right after rounding leeward mark. Becasue I left my vang and cunno alone for the downwind leg, I am ready to head out and go fast to weather
A momentary lapse--both boats should be flatter
Two different steering styles.
This is another position that I like when the wind velocity requires rapid in and out manuervering on the wire.
Gybing--here, I've got the new tiller extension in my left hand and the new spin sheet in my right
5 knots of breeze is perhaps the most physically demanding because you are constantly moving in and out.
Ron Watt works on syncronizing his sails for both twist and relativity
Notice that both Ron and I have the tiller behind our left knees for the douse (our right leg is straight). See next photo
This method leads to disaster (his third time out and the last time he used this technique (see next photo)
Auto pilot has failed and boat has began rounding up prematurely which has led to this prawning session
Really good technique. Feet together and pointing forward so he can easily watch forward and to weather for the gusts
Here Kris has overstood the weather mark. It's actually blowing 15 knots even though it doesn't look like it.
Good trapping position again. You can see that if he were steering underhand, his tiller extension would be very close to dragging on the toe rail

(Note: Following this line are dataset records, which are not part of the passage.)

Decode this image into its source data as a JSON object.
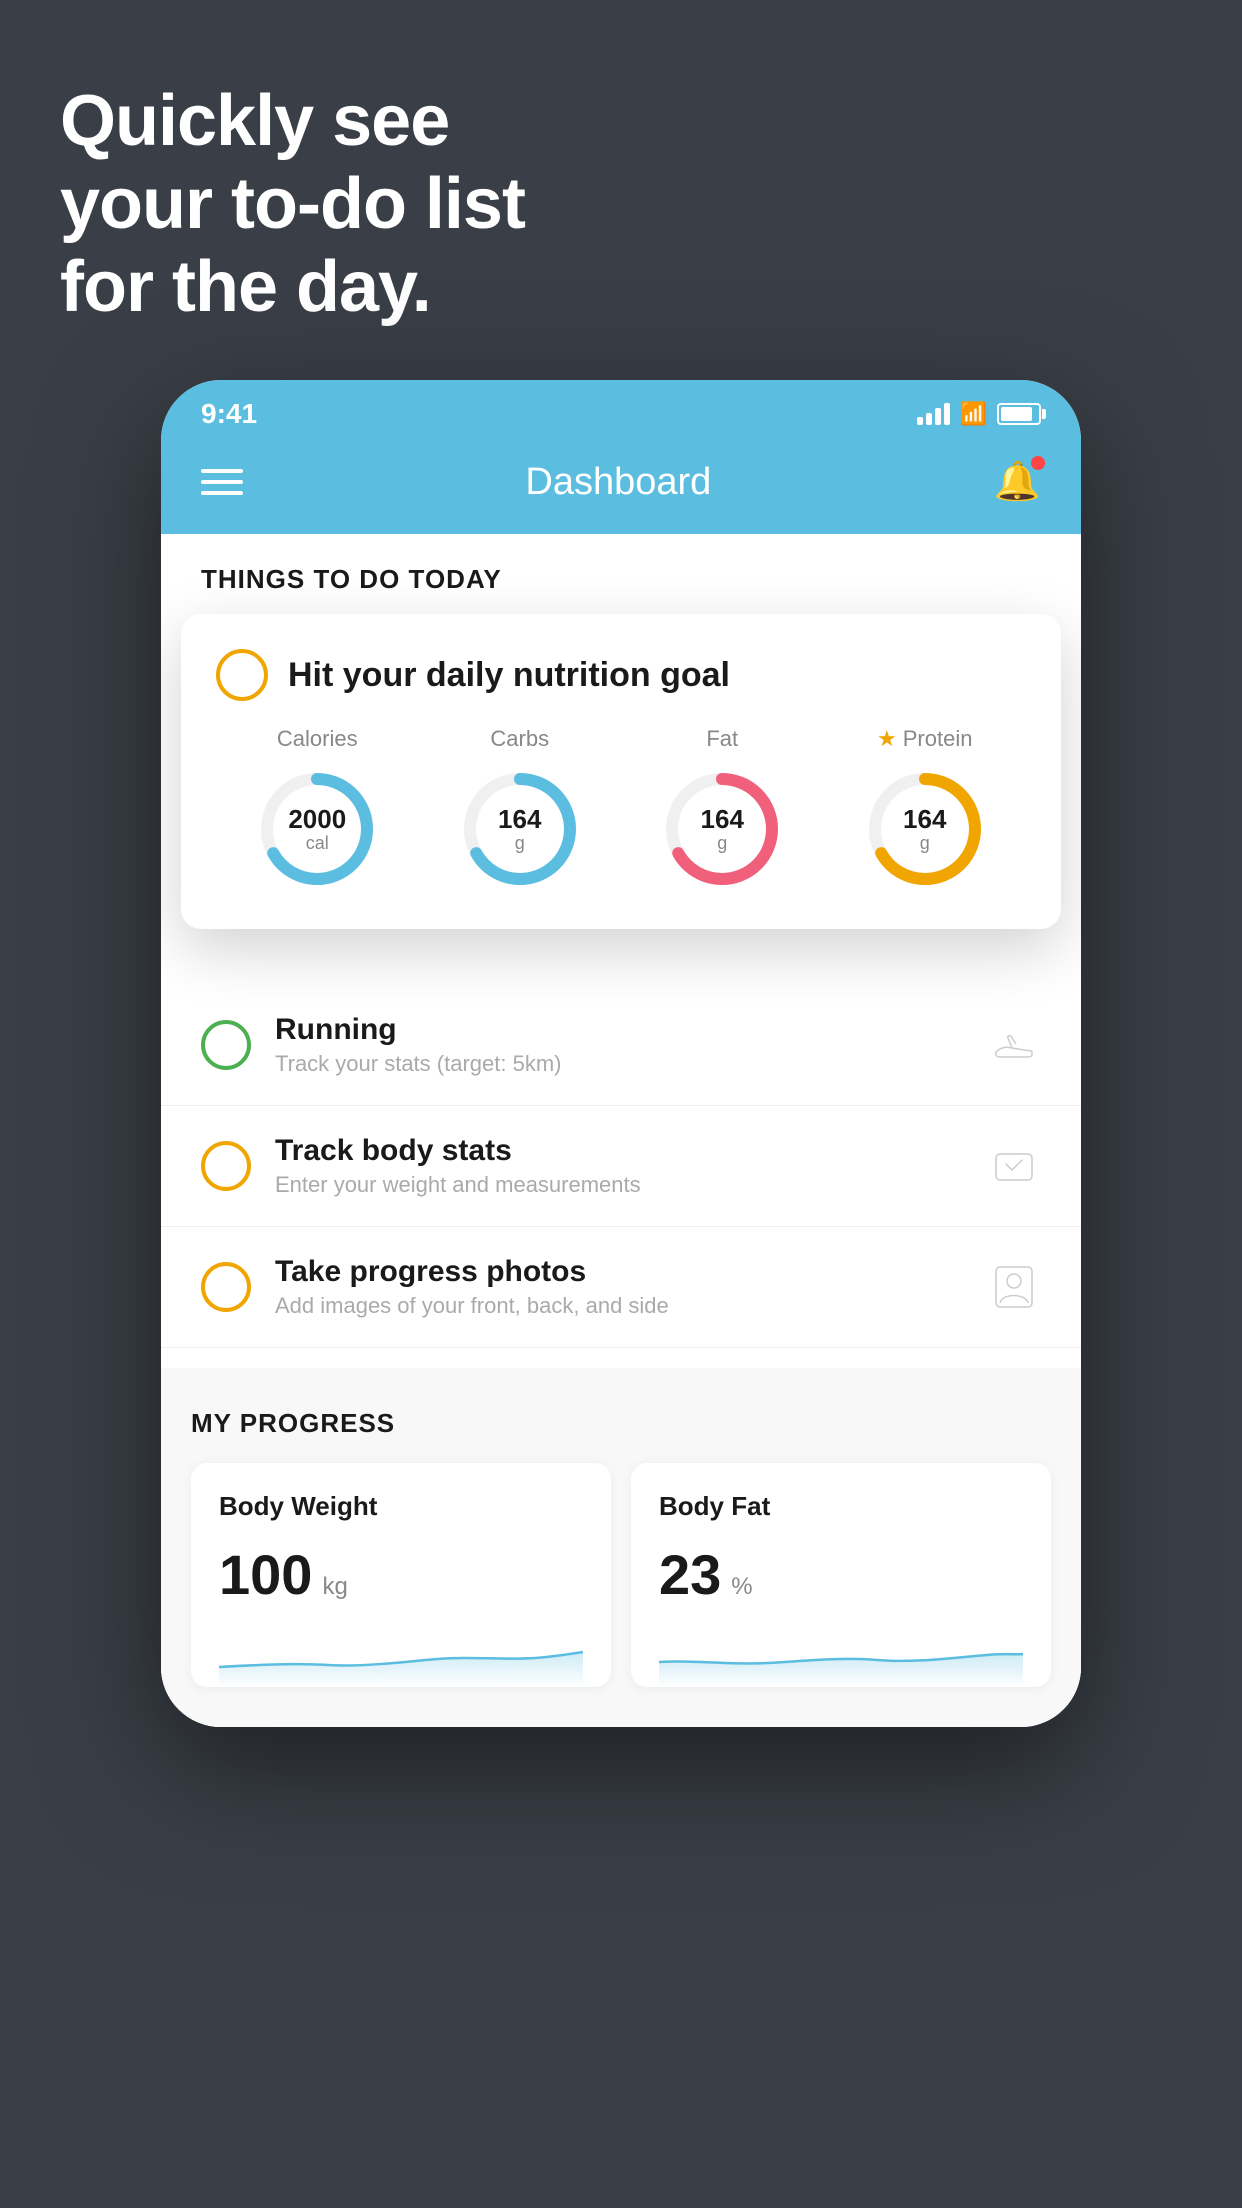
{
  "background": {
    "color": "#3a3f47"
  },
  "hero": {
    "line1": "Quickly see",
    "line2": "your to-do list",
    "line3": "for the day."
  },
  "status_bar": {
    "time": "9:41"
  },
  "nav": {
    "title": "Dashboard"
  },
  "things_header": "THINGS TO DO TODAY",
  "nutrition_card": {
    "title": "Hit your daily nutrition goal",
    "stats": [
      {
        "label": "Calories",
        "value": "2000",
        "unit": "cal",
        "color": "blue",
        "starred": false
      },
      {
        "label": "Carbs",
        "value": "164",
        "unit": "g",
        "color": "blue",
        "starred": false
      },
      {
        "label": "Fat",
        "value": "164",
        "unit": "g",
        "color": "pink",
        "starred": false
      },
      {
        "label": "Protein",
        "value": "164",
        "unit": "g",
        "color": "yellow",
        "starred": true
      }
    ]
  },
  "todo_items": [
    {
      "circle_color": "green",
      "title": "Running",
      "subtitle": "Track your stats (target: 5km)",
      "icon": "shoe"
    },
    {
      "circle_color": "yellow",
      "title": "Track body stats",
      "subtitle": "Enter your weight and measurements",
      "icon": "scale"
    },
    {
      "circle_color": "yellow",
      "title": "Take progress photos",
      "subtitle": "Add images of your front, back, and side",
      "icon": "person"
    }
  ],
  "progress": {
    "section_title": "MY PROGRESS",
    "cards": [
      {
        "title": "Body Weight",
        "value": "100",
        "unit": "kg"
      },
      {
        "title": "Body Fat",
        "value": "23",
        "unit": "%"
      }
    ]
  }
}
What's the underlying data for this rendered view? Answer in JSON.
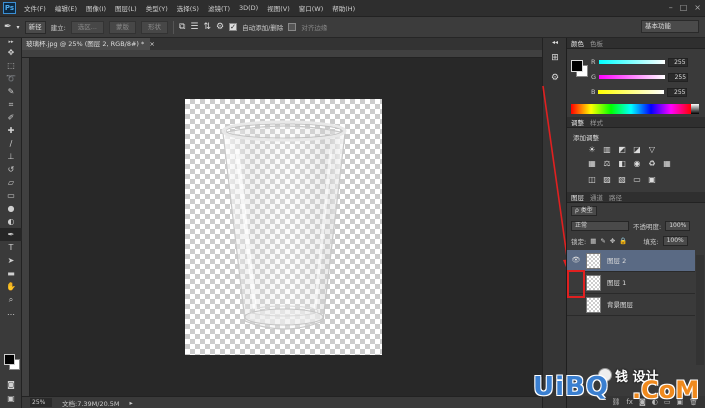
{
  "app": {
    "logo": "Ps"
  },
  "menu": [
    "文件(F)",
    "编辑(E)",
    "图像(I)",
    "图层(L)",
    "类型(Y)",
    "选择(S)",
    "滤镜(T)",
    "3D(D)",
    "视图(V)",
    "窗口(W)",
    "帮助(H)"
  ],
  "window_controls": [
    "–",
    "□",
    "×"
  ],
  "options": {
    "tool_icon": "brush-icon",
    "mode_select": "新径",
    "build_label": "建立:",
    "selection_btn": "选区...",
    "mask_btn": "蒙版",
    "shape_btn": "形状",
    "auto_add_label": "自动添加/删除",
    "auto_add_checked": true,
    "align_edges_label": "对齐边缘",
    "workspace": "基本功能"
  },
  "document": {
    "tab_title": "玻璃杯.jpg @ 25% (图层 2, RGB/8#) *",
    "tab_close": "×",
    "zoom": "25%",
    "doc_size": "文档:7.39M/20.5M"
  },
  "tools": [
    "move",
    "marquee",
    "lasso",
    "quick-select",
    "crop",
    "eyedropper",
    "healing",
    "brush",
    "stamp",
    "history",
    "eraser",
    "gradient",
    "blur",
    "dodge",
    "pen",
    "type",
    "path-select",
    "shape",
    "hand",
    "zoom"
  ],
  "color_panel": {
    "tabs": [
      "颜色",
      "色板"
    ],
    "channels": [
      {
        "label": "R",
        "value": "255",
        "gradient": "linear-gradient(90deg,#00ffff,#ffffff)"
      },
      {
        "label": "G",
        "value": "255",
        "gradient": "linear-gradient(90deg,#ff00ff,#ffffff)"
      },
      {
        "label": "B",
        "value": "255",
        "gradient": "linear-gradient(90deg,#ffff00,#ffffff)"
      }
    ]
  },
  "adjust_panel": {
    "tabs": [
      "调整",
      "样式"
    ],
    "title": "添加调整"
  },
  "layers_panel": {
    "tabs": [
      "图层",
      "通道",
      "路径"
    ],
    "filter_label": "ρ 类型",
    "blend_mode": "正常",
    "opacity_label": "不透明度:",
    "opacity": "100%",
    "lock_label": "锁定:",
    "fill_label": "填充:",
    "fill": "100%",
    "layers": [
      {
        "name": "图层 2",
        "visible": true,
        "selected": true
      },
      {
        "name": "图层 1",
        "visible": false,
        "selected": false
      },
      {
        "name": "背景图层",
        "visible": false,
        "selected": false
      }
    ]
  },
  "watermark": {
    "cn": "钱 设计",
    "brand": "UiBQ",
    "suffix": ".CoM"
  },
  "colors": {
    "highlight": "#e02020",
    "selected_layer": "#5a6a84",
    "brand_blue": "#3a7fd0",
    "brand_orange": "#f08a1e"
  }
}
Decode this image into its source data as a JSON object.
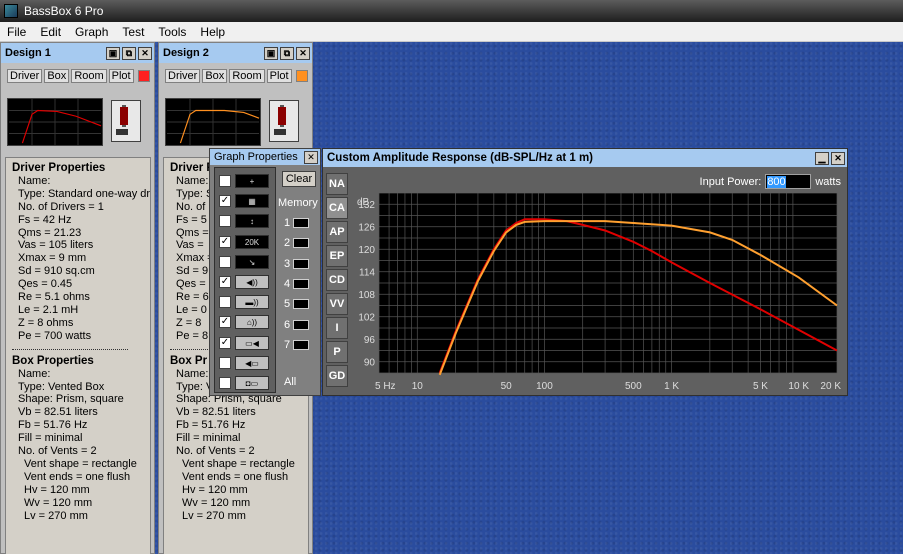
{
  "app": {
    "title": "BassBox 6 Pro"
  },
  "menu": [
    "File",
    "Edit",
    "Graph",
    "Test",
    "Tools",
    "Help"
  ],
  "window_buttons": {
    "save": "▣",
    "copy": "⧉",
    "close": "✕"
  },
  "designs": [
    {
      "title": "Design 1",
      "tabs": [
        "Driver",
        "Box",
        "Room",
        "Plot"
      ],
      "plot_color": "#ff2020",
      "driver_header": "Driver Properties",
      "driver_lines": [
        "Name:",
        "Type: Standard one-way driver",
        "No. of Drivers = 1",
        "Fs = 42 Hz",
        "Qms = 21.23",
        "Vas = 105 liters",
        "Xmax = 9 mm",
        "Sd = 910 sq.cm",
        "Qes = 0.45",
        "Re = 5.1 ohms",
        "Le = 2.1 mH",
        "Z = 8 ohms",
        "Pe = 700 watts"
      ],
      "box_header": "Box Properties",
      "box_lines": [
        "Name:",
        "Type: Vented Box",
        "Shape: Prism, square",
        "Vb = 82.51 liters",
        "Fb = 51.76 Hz",
        "Fill = minimal",
        "No. of Vents = 2"
      ],
      "vent_lines": [
        "Vent shape = rectangle",
        "Vent ends = one flush",
        "Hv = 120 mm",
        "Wv = 120 mm",
        "Lv = 270 mm"
      ]
    },
    {
      "title": "Design 2",
      "tabs": [
        "Driver",
        "Box",
        "Room",
        "Plot"
      ],
      "plot_color": "#ff9020",
      "driver_header": "Driver P",
      "driver_lines": [
        "Name:",
        "Type: S",
        "No. of",
        "Fs = 5",
        "Qms =",
        "Vas =",
        "Xmax =",
        "Sd = 9",
        "Qes =",
        "Re = 6",
        "Le = 0",
        "Z = 8",
        "Pe = 8"
      ],
      "box_header": "Box Pr",
      "box_lines": [
        "Name:",
        "Type: V",
        "Shape: Prism, square",
        "Vb = 82.51 liters",
        "Fb = 51.76 Hz",
        "Fill = minimal",
        "No. of Vents = 2"
      ],
      "vent_lines": [
        "Vent shape = rectangle",
        "Vent ends = one flush",
        "Hv = 120 mm",
        "Wv = 120 mm",
        "Lv = 270 mm"
      ]
    }
  ],
  "graph_properties": {
    "title": "Graph Properties",
    "clear_label": "Clear",
    "memory_label": "Memory",
    "memory_slots": [
      "1",
      "2",
      "3",
      "4",
      "5",
      "6",
      "7"
    ],
    "all_label": "All",
    "rows": [
      {
        "checked": false,
        "icon": "+"
      },
      {
        "checked": true,
        "icon": "▦"
      },
      {
        "checked": false,
        "icon": "↕"
      },
      {
        "checked": true,
        "icon": "20K"
      },
      {
        "checked": false,
        "icon": "↘"
      },
      {
        "checked": true,
        "icon": "◀))"
      },
      {
        "checked": false,
        "icon": "▬))"
      },
      {
        "checked": true,
        "icon": "⌂))"
      },
      {
        "checked": true,
        "icon": "▭◀"
      },
      {
        "checked": false,
        "icon": "◀▭"
      },
      {
        "checked": false,
        "icon": "◘▭"
      }
    ]
  },
  "amplitude_window": {
    "title": "Custom Amplitude Response (dB-SPL/Hz at 1 m)",
    "tabs": [
      "NA",
      "CA",
      "AP",
      "EP",
      "CD",
      "VV",
      "I",
      "P",
      "GD"
    ],
    "active_tab": "CA",
    "input_power_label": "Input Power:",
    "input_power_value": "800",
    "input_power_unit": "watts",
    "min_button": "▁",
    "close_button": "✕"
  },
  "chart_data": {
    "type": "line",
    "title": "",
    "xlabel": "",
    "ylabel": "dB",
    "xscale": "log",
    "xlim": [
      5,
      20000
    ],
    "ylim": [
      87,
      135
    ],
    "x_ticks": [
      5,
      10,
      50,
      100,
      500,
      1000,
      5000,
      10000,
      20000
    ],
    "x_tick_labels": [
      "5 Hz",
      "10",
      "50",
      "100",
      "500",
      "1 K",
      "5 K",
      "10 K",
      "20 K"
    ],
    "y_ticks": [
      90,
      96,
      102,
      108,
      114,
      120,
      126,
      132
    ],
    "y_tick_labels": [
      "90",
      "96",
      "102",
      "108",
      "114",
      "120",
      "126",
      "132"
    ],
    "grid": true,
    "background": "#000000",
    "series": [
      {
        "color": "#e00000",
        "x": [
          15,
          20,
          30,
          40,
          50,
          60,
          70,
          80,
          100,
          150,
          200,
          300,
          500,
          700,
          1000,
          2000,
          5000,
          10000,
          20000
        ],
        "y": [
          87,
          98,
          112,
          120,
          125,
          127,
          128,
          128,
          128,
          127.5,
          126.5,
          125,
          122,
          119.5,
          116.5,
          111,
          104,
          98.5,
          93
        ]
      },
      {
        "color": "#ffa030",
        "x": [
          15,
          20,
          30,
          40,
          50,
          60,
          70,
          100,
          200,
          300,
          500,
          1000,
          2000,
          3000,
          5000,
          10000,
          20000
        ],
        "y": [
          86.5,
          97.5,
          111.5,
          119.5,
          124.5,
          126.5,
          127.3,
          127.5,
          127.5,
          127.5,
          127,
          126.3,
          124.5,
          122.5,
          118.5,
          112.5,
          105
        ]
      }
    ]
  }
}
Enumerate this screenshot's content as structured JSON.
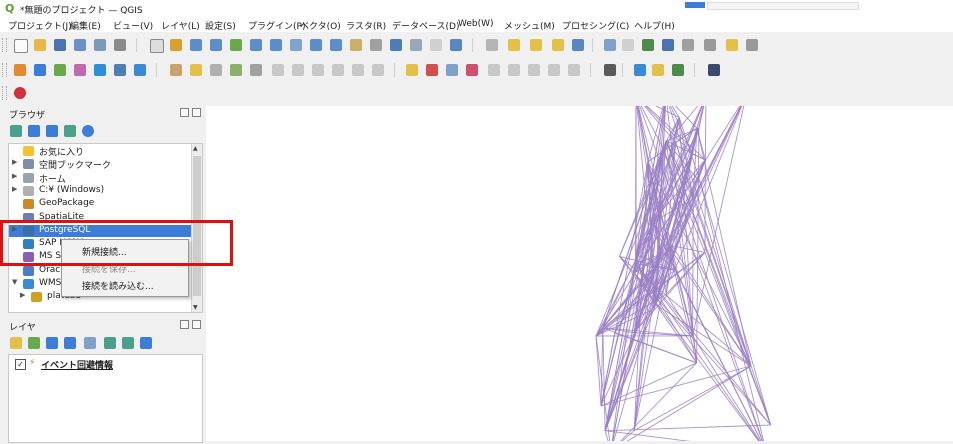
{
  "window": {
    "title": "*無題のプロジェクト — QGIS"
  },
  "menubar": {
    "items": [
      "プロジェクト(J)",
      "編集(E)",
      "ビュー(V)",
      "レイヤ(L)",
      "設定(S)",
      "プラグイン(P)",
      "ベクタ(O)",
      "ラスタ(R)",
      "データベース(D)",
      "Web(W)",
      "メッシュ(M)",
      "プロセシング(C)",
      "ヘルプ(H)"
    ]
  },
  "browser_panel": {
    "title": "ブラウザ",
    "items": [
      {
        "label": "お気に入り",
        "icon": "star-icon",
        "color": "#f2c230"
      },
      {
        "label": "空間ブックマーク",
        "icon": "bookmark-icon",
        "color": "#7f8fa6"
      },
      {
        "label": "ホーム",
        "icon": "home-icon",
        "color": "#9aa3ad"
      },
      {
        "label": "C:¥ (Windows)",
        "icon": "drive-icon",
        "color": "#b0b0b0"
      },
      {
        "label": "GeoPackage",
        "icon": "geopackage-icon",
        "color": "#c98a2b"
      },
      {
        "label": "SpatiaLite",
        "icon": "spatialite-icon",
        "color": "#6a7fb5"
      },
      {
        "label": "PostgreSQL",
        "icon": "postgresql-icon",
        "color": "#3a6ea8"
      },
      {
        "label": "SAP HANA",
        "icon": "sap-hana-icon",
        "color": "#2f7fc1"
      },
      {
        "label": "MS SQL Server",
        "icon": "mssql-icon",
        "color": "#8a5fb0"
      },
      {
        "label": "Oracle",
        "icon": "oracle-icon",
        "color": "#4c7bc8"
      },
      {
        "label": "WMS/WMTS",
        "icon": "wms-icon",
        "color": "#3c8ad6"
      },
      {
        "label": "plateau",
        "icon": "layer-icon",
        "color": "#d0a020"
      }
    ]
  },
  "context_menu": {
    "items": [
      {
        "label": "新規接続...",
        "enabled": true
      },
      {
        "label": "接続を保存...",
        "enabled": false
      },
      {
        "label": "接続を読み込む...",
        "enabled": true
      }
    ]
  },
  "layers_panel": {
    "title": "レイヤ",
    "layers": [
      {
        "label": "イベント回避情報",
        "checked": true
      }
    ]
  },
  "colors": {
    "accent": "#3b7dd8",
    "highlight": "#e01010",
    "network": "#9a7fc4"
  }
}
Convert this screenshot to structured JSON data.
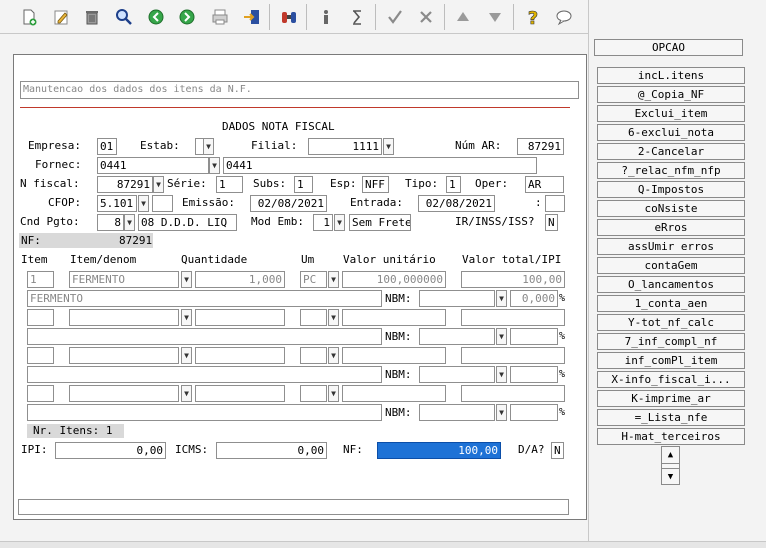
{
  "toolbar": {
    "icons": [
      "new-doc-icon",
      "edit-icon",
      "trash-icon",
      "search-icon",
      "back-icon",
      "forward-icon",
      "print-icon",
      "export-icon",
      "binoculars-icon",
      "info-icon",
      "sigma-icon",
      "check-icon",
      "cancel-icon",
      "up-icon",
      "down-icon",
      "help-icon",
      "chat-icon"
    ]
  },
  "header": {
    "description": "Manutencao dos dados dos itens da N.F.",
    "section_title": "DADOS NOTA FISCAL"
  },
  "labels": {
    "empresa": "Empresa:",
    "estab": "Estab:",
    "filial": "Filial:",
    "num_ar": "Núm AR:",
    "fornec": "Fornec:",
    "nfiscal": "N fiscal:",
    "serie": "Série:",
    "subs": "Subs:",
    "esp": "Esp:",
    "tipo": "Tipo:",
    "oper": "Oper:",
    "cfop": "CFOP:",
    "emissao": "Emissão:",
    "entrada": "Entrada:",
    "colon": ":",
    "cnd_pgto": "Cnd Pgto:",
    "mod_emb": "Mod Emb:",
    "ir": "IR/INSS/ISS?",
    "nf": "NF:",
    "item": "Item",
    "item_denom": "Item/denom",
    "quantidade": "Quantidade",
    "um": "Um",
    "valor_unitario": "Valor unitário",
    "valor_total": "Valor total/IPI",
    "nbm": "NBM:",
    "nr_itens": "Nr. Itens: 1",
    "ipi": "IPI:",
    "icms": "ICMS:",
    "nf2": "NF:",
    "da": "D/A?",
    "pct": "%"
  },
  "values": {
    "empresa": "01",
    "estab": "",
    "filial": "1111",
    "num_ar": "87291",
    "fornec_code": "0441",
    "fornec_name": "0441",
    "nfiscal": "87291",
    "serie": "1",
    "subs": "1",
    "esp": "NFF",
    "tipo": "1",
    "oper": "AR",
    "cfop": "5.101",
    "cfop2": "",
    "emissao": "02/08/2021",
    "entrada": "02/08/2021",
    "extra": "",
    "cnd_pgto": "8",
    "cnd_pgto_desc": "08 D.D.D. LIQ",
    "mod_emb": "1",
    "mod_emb_desc": "Sem Frete",
    "ir": "N",
    "nf_number": "87291",
    "ipi": "0,00",
    "icms": "0,00",
    "nf_total": "100,00",
    "da": "N"
  },
  "item_row": {
    "item": "1",
    "denom": "FERMENTO",
    "quantidade": "1,000",
    "um": "PC",
    "valor_unitario": "100,000000",
    "valor_total": "100,00",
    "description": "FERMENTO",
    "ipi_pct": "0,000"
  },
  "buttons": {
    "opcao": "OPCAO",
    "list": [
      "incL.itens",
      "@_Copia_NF",
      "Exclui_item",
      "6-exclui_nota",
      "2-Cancelar",
      "?_relac_nfm_nfp",
      "Q-Impostos",
      "coNsiste",
      "eRros",
      "assUmir erros",
      "contaGem",
      "O_lancamentos",
      "1_conta_aen",
      "Y-tot_nf_calc",
      "7_inf_compl_nf",
      "inf_comPl_item",
      "X-info_fiscal_i...",
      "K-imprime_ar",
      "=_Lista_nfe",
      "H-mat_terceiros"
    ]
  },
  "colors": {
    "accent": "#1e72d6",
    "separator": "#c0392b",
    "gray_band": "#d9d9d9"
  }
}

Kris has switched to underhand for the downwind ride
Knee pads are very important on a Swift
Be sure to put the non skid under the flair.